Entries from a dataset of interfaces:

*-*-*

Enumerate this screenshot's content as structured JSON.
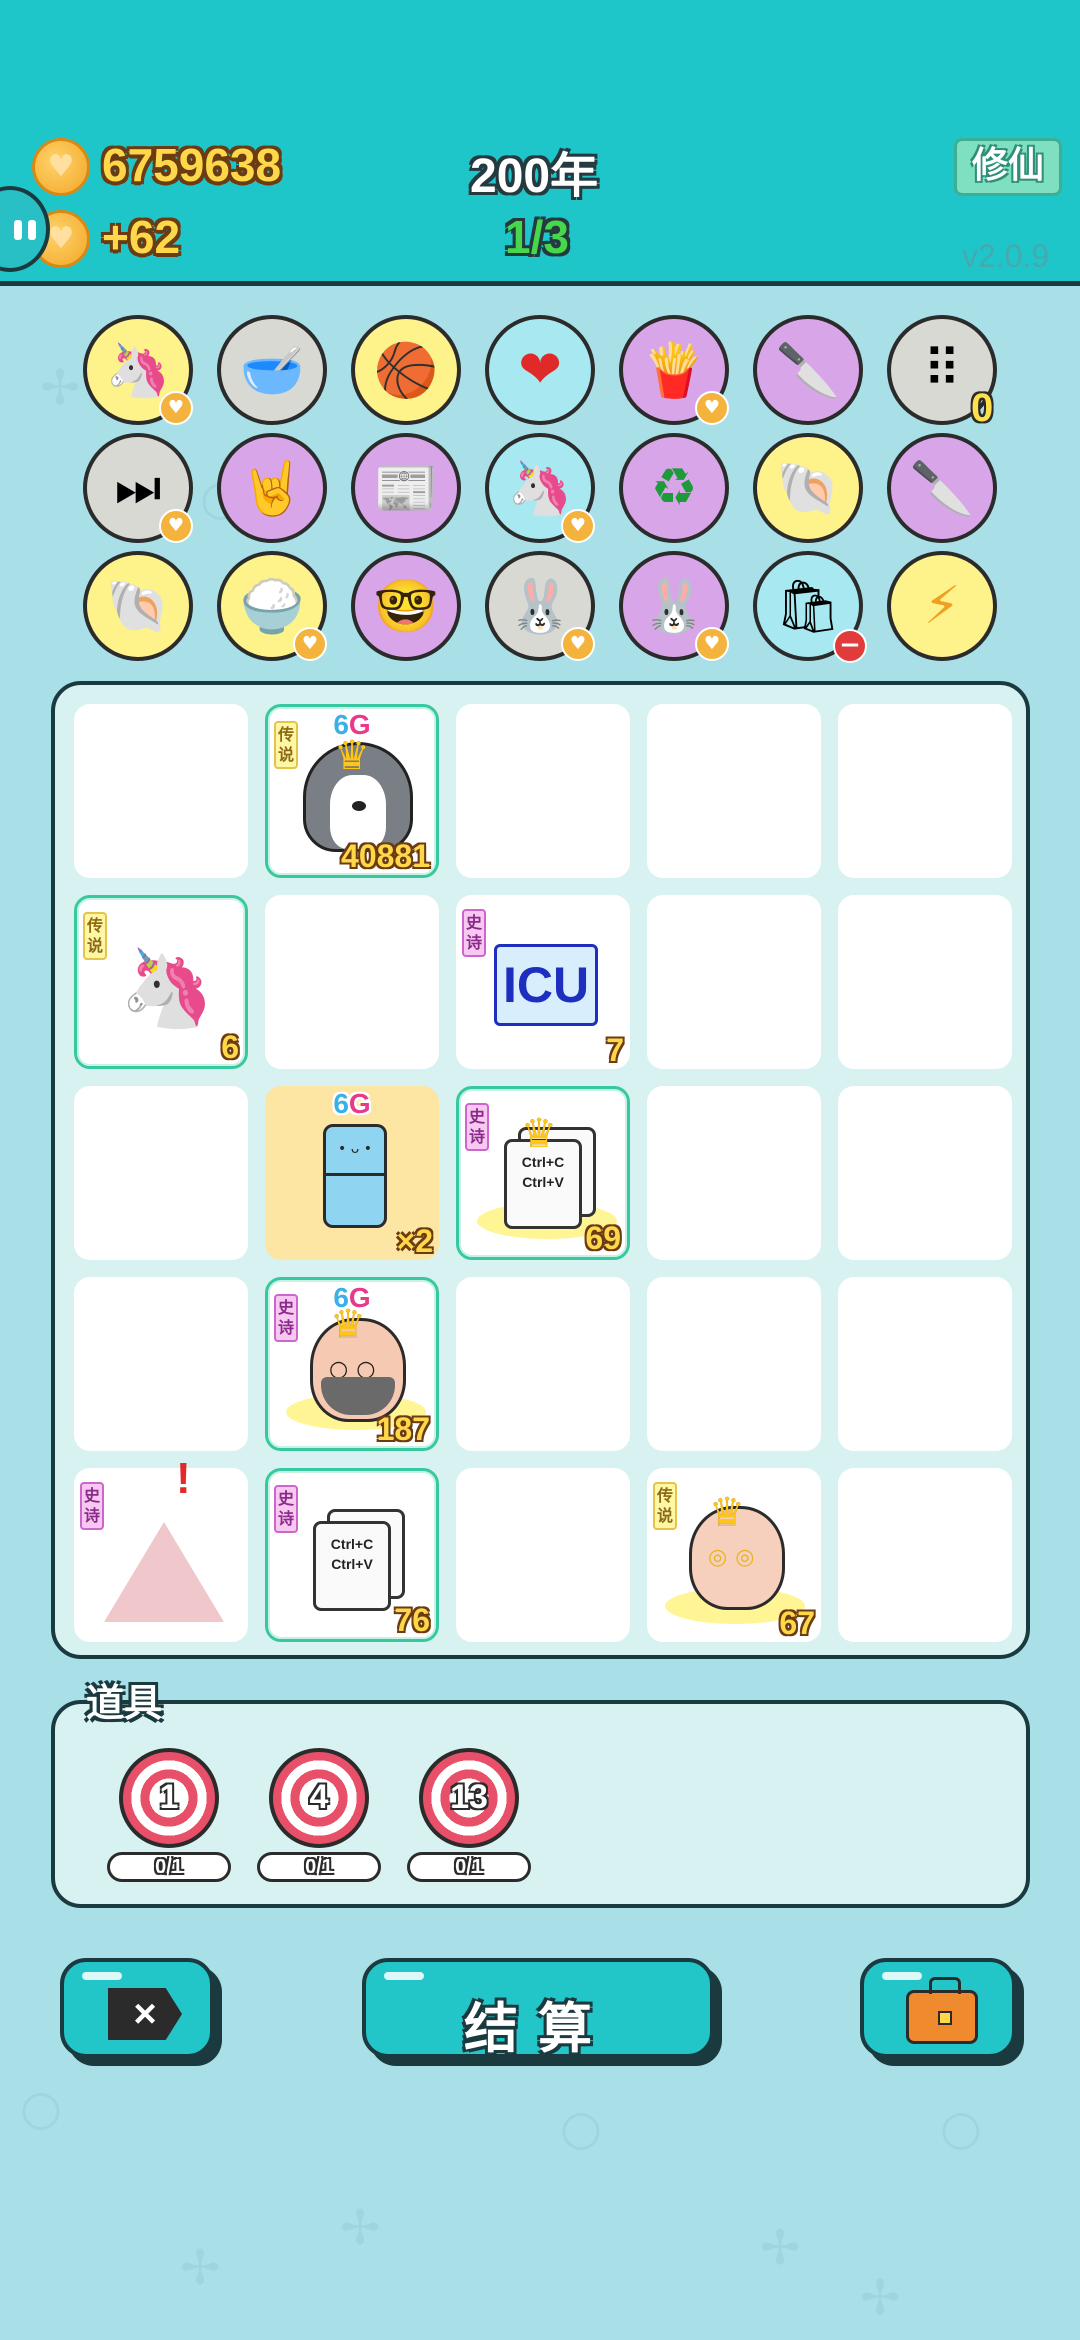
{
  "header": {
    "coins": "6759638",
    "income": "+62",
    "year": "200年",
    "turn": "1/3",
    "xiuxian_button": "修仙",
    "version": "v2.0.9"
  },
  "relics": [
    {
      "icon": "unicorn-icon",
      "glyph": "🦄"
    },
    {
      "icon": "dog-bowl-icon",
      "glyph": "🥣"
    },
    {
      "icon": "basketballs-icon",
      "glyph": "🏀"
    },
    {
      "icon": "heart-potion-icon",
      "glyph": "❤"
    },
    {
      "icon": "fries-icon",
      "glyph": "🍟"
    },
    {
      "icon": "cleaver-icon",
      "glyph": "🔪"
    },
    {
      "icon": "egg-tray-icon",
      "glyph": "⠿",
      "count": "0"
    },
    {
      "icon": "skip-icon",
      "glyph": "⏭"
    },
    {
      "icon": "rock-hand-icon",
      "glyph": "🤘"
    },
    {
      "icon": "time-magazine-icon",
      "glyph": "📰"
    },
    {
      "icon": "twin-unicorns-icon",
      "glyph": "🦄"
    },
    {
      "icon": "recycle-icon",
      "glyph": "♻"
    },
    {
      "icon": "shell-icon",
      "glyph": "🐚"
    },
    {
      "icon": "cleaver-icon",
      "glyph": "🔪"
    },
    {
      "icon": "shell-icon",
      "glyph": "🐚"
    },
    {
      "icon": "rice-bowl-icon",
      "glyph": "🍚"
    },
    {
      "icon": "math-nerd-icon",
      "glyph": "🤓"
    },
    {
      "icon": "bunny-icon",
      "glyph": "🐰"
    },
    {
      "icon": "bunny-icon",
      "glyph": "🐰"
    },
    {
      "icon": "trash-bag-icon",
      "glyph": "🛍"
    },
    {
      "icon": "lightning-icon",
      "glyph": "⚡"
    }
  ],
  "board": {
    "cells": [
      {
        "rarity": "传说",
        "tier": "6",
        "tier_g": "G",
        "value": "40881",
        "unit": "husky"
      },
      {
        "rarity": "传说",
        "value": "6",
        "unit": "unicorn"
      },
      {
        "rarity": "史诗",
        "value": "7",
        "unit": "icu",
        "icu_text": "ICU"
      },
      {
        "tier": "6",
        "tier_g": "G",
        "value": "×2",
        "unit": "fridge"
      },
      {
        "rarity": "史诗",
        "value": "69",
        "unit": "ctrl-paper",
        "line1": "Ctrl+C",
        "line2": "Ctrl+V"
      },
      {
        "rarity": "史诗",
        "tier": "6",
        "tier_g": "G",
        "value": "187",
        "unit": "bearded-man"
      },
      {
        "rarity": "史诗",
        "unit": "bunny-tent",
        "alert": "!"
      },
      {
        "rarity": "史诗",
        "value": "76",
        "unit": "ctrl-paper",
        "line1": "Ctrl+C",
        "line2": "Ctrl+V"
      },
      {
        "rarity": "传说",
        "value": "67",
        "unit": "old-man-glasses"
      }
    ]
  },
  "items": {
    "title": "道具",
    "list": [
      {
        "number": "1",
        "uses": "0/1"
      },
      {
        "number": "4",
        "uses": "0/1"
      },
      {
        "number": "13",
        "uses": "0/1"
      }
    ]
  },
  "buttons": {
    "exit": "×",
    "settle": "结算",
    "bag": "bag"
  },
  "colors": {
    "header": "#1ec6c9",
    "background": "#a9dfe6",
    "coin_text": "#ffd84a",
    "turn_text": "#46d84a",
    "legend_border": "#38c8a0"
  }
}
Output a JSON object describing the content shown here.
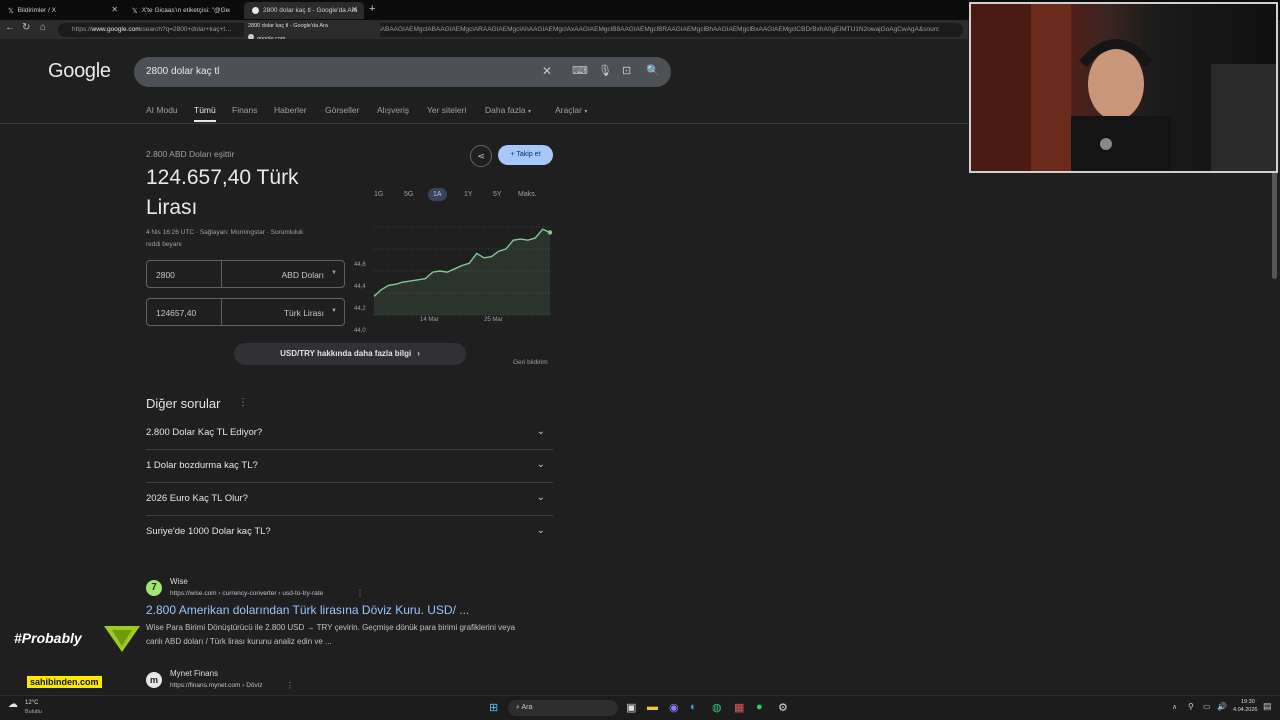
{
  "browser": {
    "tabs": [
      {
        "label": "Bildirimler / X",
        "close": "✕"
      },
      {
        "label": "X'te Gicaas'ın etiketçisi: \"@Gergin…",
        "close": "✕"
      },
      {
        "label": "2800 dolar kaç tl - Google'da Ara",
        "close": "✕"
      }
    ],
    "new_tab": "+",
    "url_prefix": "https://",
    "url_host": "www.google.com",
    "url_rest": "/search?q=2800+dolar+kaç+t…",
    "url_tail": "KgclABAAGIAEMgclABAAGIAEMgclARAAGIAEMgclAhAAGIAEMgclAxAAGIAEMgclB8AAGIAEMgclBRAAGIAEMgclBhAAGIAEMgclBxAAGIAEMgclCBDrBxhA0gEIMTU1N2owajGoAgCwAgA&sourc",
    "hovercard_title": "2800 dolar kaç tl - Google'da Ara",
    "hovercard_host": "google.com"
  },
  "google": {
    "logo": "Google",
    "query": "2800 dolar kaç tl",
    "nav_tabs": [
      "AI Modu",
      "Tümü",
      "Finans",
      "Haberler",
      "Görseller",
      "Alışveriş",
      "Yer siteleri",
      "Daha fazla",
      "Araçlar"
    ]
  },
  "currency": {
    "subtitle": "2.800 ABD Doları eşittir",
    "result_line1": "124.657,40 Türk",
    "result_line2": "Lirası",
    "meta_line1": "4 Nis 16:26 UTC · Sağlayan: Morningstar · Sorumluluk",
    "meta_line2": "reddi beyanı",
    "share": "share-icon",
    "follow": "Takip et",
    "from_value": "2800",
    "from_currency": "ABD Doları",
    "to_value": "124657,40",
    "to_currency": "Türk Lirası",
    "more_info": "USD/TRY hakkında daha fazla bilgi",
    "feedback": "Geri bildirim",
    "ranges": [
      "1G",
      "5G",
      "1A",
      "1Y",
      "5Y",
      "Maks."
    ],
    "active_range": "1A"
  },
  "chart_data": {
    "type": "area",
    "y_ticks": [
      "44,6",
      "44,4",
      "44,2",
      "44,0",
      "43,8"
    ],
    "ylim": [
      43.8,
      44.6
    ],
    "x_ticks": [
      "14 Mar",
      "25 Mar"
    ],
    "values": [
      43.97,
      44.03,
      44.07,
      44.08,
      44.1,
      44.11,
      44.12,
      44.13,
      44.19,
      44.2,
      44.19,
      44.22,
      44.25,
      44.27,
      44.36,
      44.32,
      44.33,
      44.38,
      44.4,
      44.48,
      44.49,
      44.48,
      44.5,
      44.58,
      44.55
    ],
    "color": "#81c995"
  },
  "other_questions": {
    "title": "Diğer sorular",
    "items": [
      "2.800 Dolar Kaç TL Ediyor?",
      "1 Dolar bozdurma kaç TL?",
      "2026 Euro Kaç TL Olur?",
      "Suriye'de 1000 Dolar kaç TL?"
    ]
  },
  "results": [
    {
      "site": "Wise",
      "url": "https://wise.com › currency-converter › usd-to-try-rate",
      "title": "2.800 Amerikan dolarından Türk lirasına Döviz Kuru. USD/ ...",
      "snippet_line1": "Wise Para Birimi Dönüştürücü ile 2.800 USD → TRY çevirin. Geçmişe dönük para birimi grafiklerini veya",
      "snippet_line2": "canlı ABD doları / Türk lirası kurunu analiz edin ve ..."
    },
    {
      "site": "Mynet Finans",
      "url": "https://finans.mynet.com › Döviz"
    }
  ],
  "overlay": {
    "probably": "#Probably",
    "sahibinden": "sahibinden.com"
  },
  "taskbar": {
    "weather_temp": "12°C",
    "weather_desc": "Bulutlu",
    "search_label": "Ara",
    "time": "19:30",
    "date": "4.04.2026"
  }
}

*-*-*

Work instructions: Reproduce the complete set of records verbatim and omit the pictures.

Answer for the task:
Enumerate this screenshot's content as structured JSON.
{
  "header": {
    "coins": "6759638",
    "income": "+62",
    "year": "200年",
    "turn": "1/3",
    "xiuxian_button": "修仙",
    "version": "v2.0.9"
  },
  "relics": [
    {
      "icon": "unicorn-icon",
      "glyph": "🦄"
    },
    {
      "icon": "dog-bowl-icon",
      "glyph": "🥣"
    },
    {
      "icon": "basketballs-icon",
      "glyph": "🏀"
    },
    {
      "icon": "heart-potion-icon",
      "glyph": "❤"
    },
    {
      "icon": "fries-icon",
      "glyph": "🍟"
    },
    {
      "icon": "cleaver-icon",
      "glyph": "🔪"
    },
    {
      "icon": "egg-tray-icon",
      "glyph": "⠿",
      "count": "0"
    },
    {
      "icon": "skip-icon",
      "glyph": "⏭"
    },
    {
      "icon": "rock-hand-icon",
      "glyph": "🤘"
    },
    {
      "icon": "time-magazine-icon",
      "glyph": "📰"
    },
    {
      "icon": "twin-unicorns-icon",
      "glyph": "🦄"
    },
    {
      "icon": "recycle-icon",
      "glyph": "♻"
    },
    {
      "icon": "shell-icon",
      "glyph": "🐚"
    },
    {
      "icon": "cleaver-icon",
      "glyph": "🔪"
    },
    {
      "icon": "shell-icon",
      "glyph": "🐚"
    },
    {
      "icon": "rice-bowl-icon",
      "glyph": "🍚"
    },
    {
      "icon": "math-nerd-icon",
      "glyph": "🤓"
    },
    {
      "icon": "bunny-icon",
      "glyph": "🐰"
    },
    {
      "icon": "bunny-icon",
      "glyph": "🐰"
    },
    {
      "icon": "trash-bag-icon",
      "glyph": "🛍"
    },
    {
      "icon": "lightning-icon",
      "glyph": "⚡"
    }
  ],
  "board": {
    "cells": [
      {
        "rarity": "传说",
        "tier": "6",
        "tier_g": "G",
        "value": "40881",
        "unit": "husky"
      },
      {
        "rarity": "传说",
        "value": "6",
        "unit": "unicorn"
      },
      {
        "rarity": "史诗",
        "value": "7",
        "unit": "icu",
        "icu_text": "ICU"
      },
      {
        "tier": "6",
        "tier_g": "G",
        "value": "×2",
        "unit": "fridge"
      },
      {
        "rarity": "史诗",
        "value": "69",
        "unit": "ctrl-paper",
        "line1": "Ctrl+C",
        "line2": "Ctrl+V"
      },
      {
        "rarity": "史诗",
        "tier": "6",
        "tier_g": "G",
        "value": "187",
        "unit": "bearded-man"
      },
      {
        "rarity": "史诗",
        "unit": "bunny-tent",
        "alert": "!"
      },
      {
        "rarity": "史诗",
        "value": "76",
        "unit": "ctrl-paper",
        "line1": "Ctrl+C",
        "line2": "Ctrl+V"
      },
      {
        "rarity": "传说",
        "value": "67",
        "unit": "old-man-glasses"
      }
    ]
  },
  "items": {
    "title": "道具",
    "list": [
      {
        "number": "1",
        "uses": "0/1"
      },
      {
        "number": "4",
        "uses": "0/1"
      },
      {
        "number": "13",
        "uses": "0/1"
      }
    ]
  },
  "buttons": {
    "exit": "×",
    "settle": "结算",
    "bag": "bag"
  },
  "colors": {
    "header": "#1ec6c9",
    "background": "#a9dfe6",
    "coin_text": "#ffd84a",
    "turn_text": "#46d84a",
    "legend_border": "#38c8a0"
  }
}
Output a JSON object describing the content shown here.
{
  "browser": {
    "tabs": [
      {
        "label": "Bildirimler / X",
        "close": "✕"
      },
      {
        "label": "X'te Gicaas'ın etiketçisi: \"@Gergin…",
        "close": "✕"
      },
      {
        "label": "2800 dolar kaç tl - Google'da Ara",
        "close": "✕"
      }
    ],
    "new_tab": "+",
    "url_prefix": "https://",
    "url_host": "www.google.com",
    "url_rest": "/search?q=2800+dolar+kaç+t…",
    "url_tail": "KgclABAAGIAEMgclABAAGIAEMgclARAAGIAEMgclAhAAGIAEMgclAxAAGIAEMgclB8AAGIAEMgclBRAAGIAEMgclBhAAGIAEMgclBxAAGIAEMgclCBDrBxhA0gEIMTU1N2owajGoAgCwAgA&sourc",
    "hovercard_title": "2800 dolar kaç tl - Google'da Ara",
    "hovercard_host": "google.com"
  },
  "google": {
    "logo": "Google",
    "query": "2800 dolar kaç tl",
    "nav_tabs": [
      "AI Modu",
      "Tümü",
      "Finans",
      "Haberler",
      "Görseller",
      "Alışveriş",
      "Yer siteleri",
      "Daha fazla",
      "Araçlar"
    ]
  },
  "currency": {
    "subtitle": "2.800 ABD Doları eşittir",
    "result_line1": "124.657,40 Türk",
    "result_line2": "Lirası",
    "meta_line1": "4 Nis 16:26 UTC · Sağlayan: Morningstar · Sorumluluk",
    "meta_line2": "reddi beyanı",
    "share": "share-icon",
    "follow": "Takip et",
    "from_value": "2800",
    "from_currency": "ABD Doları",
    "to_value": "124657,40",
    "to_currency": "Türk Lirası",
    "more_info": "USD/TRY hakkında daha fazla bilgi",
    "feedback": "Geri bildirim",
    "ranges": [
      "1G",
      "5G",
      "1A",
      "1Y",
      "5Y",
      "Maks."
    ],
    "active_range": "1A"
  },
  "chart_data": {
    "type": "area",
    "y_ticks": [
      "44,6",
      "44,4",
      "44,2",
      "44,0",
      "43,8"
    ],
    "ylim": [
      43.8,
      44.6
    ],
    "x_ticks": [
      "14 Mar",
      "25 Mar"
    ],
    "values": [
      43.97,
      44.03,
      44.07,
      44.08,
      44.1,
      44.11,
      44.12,
      44.13,
      44.19,
      44.2,
      44.19,
      44.22,
      44.25,
      44.27,
      44.36,
      44.32,
      44.33,
      44.38,
      44.4,
      44.48,
      44.49,
      44.48,
      44.5,
      44.58,
      44.55
    ],
    "color": "#81c995"
  },
  "other_questions": {
    "title": "Diğer sorular",
    "items": [
      "2.800 Dolar Kaç TL Ediyor?",
      "1 Dolar bozdurma kaç TL?",
      "2026 Euro Kaç TL Olur?",
      "Suriye'de 1000 Dolar kaç TL?"
    ]
  },
  "results": [
    {
      "site": "Wise",
      "url": "https://wise.com › currency-converter › usd-to-try-rate",
      "title": "2.800 Amerikan dolarından Türk lirasına Döviz Kuru. USD/ ...",
      "snippet_line1": "Wise Para Birimi Dönüştürücü ile 2.800 USD → TRY çevirin. Geçmişe dönük para birimi grafiklerini veya",
      "snippet_line2": "canlı ABD doları / Türk lirası kurunu analiz edin ve ..."
    },
    {
      "site": "Mynet Finans",
      "url": "https://finans.mynet.com › Döviz"
    }
  ],
  "overlay": {
    "probably": "#Probably",
    "sahibinden": "sahibinden.com"
  },
  "taskbar": {
    "weather_temp": "12°C",
    "weather_desc": "Bulutlu",
    "search_label": "Ara",
    "time": "19:30",
    "date": "4.04.2026"
  }
}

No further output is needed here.